Below are some records; give them all again exactly, but not the pictures.

Web page and app entries
══════════════════════════════

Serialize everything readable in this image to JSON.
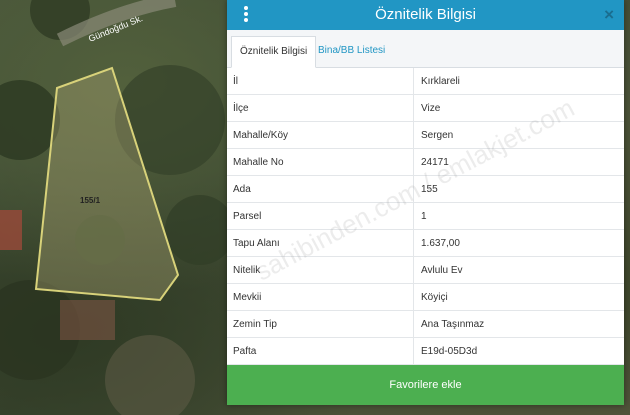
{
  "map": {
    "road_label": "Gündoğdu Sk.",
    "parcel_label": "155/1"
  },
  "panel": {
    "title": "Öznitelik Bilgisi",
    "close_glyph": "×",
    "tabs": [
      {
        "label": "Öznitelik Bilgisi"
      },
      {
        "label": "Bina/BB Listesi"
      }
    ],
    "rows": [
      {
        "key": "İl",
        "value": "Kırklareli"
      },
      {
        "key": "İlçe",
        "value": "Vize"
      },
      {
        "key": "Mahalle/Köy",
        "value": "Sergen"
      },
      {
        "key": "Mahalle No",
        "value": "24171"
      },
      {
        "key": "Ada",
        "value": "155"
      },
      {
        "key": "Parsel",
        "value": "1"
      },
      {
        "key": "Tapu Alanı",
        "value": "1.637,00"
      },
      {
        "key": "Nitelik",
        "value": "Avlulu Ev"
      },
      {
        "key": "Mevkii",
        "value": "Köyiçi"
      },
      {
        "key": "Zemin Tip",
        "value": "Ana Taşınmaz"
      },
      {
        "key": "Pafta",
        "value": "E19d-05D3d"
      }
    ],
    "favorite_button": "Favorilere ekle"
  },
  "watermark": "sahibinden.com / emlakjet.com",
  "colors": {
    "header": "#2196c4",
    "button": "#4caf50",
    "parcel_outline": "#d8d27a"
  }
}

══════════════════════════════

**Result below**:
Serialize everything readable in this image to JSON.
{
  "map": {
    "road_label": "Gündoğdu Sk.",
    "parcel_label": "155/1"
  },
  "panel": {
    "title": "Öznitelik Bilgisi",
    "close_glyph": "×",
    "tabs": [
      {
        "label": "Öznitelik Bilgisi"
      },
      {
        "label": "Bina/BB Listesi"
      }
    ],
    "rows": [
      {
        "key": "İl",
        "value": "Kırklareli"
      },
      {
        "key": "İlçe",
        "value": "Vize"
      },
      {
        "key": "Mahalle/Köy",
        "value": "Sergen"
      },
      {
        "key": "Mahalle No",
        "value": "24171"
      },
      {
        "key": "Ada",
        "value": "155"
      },
      {
        "key": "Parsel",
        "value": "1"
      },
      {
        "key": "Tapu Alanı",
        "value": "1.637,00"
      },
      {
        "key": "Nitelik",
        "value": "Avlulu Ev"
      },
      {
        "key": "Mevkii",
        "value": "Köyiçi"
      },
      {
        "key": "Zemin Tip",
        "value": "Ana Taşınmaz"
      },
      {
        "key": "Pafta",
        "value": "E19d-05D3d"
      }
    ],
    "favorite_button": "Favorilere ekle"
  },
  "watermark": "sahibinden.com / emlakjet.com",
  "colors": {
    "header": "#2196c4",
    "button": "#4caf50",
    "parcel_outline": "#d8d27a"
  }
}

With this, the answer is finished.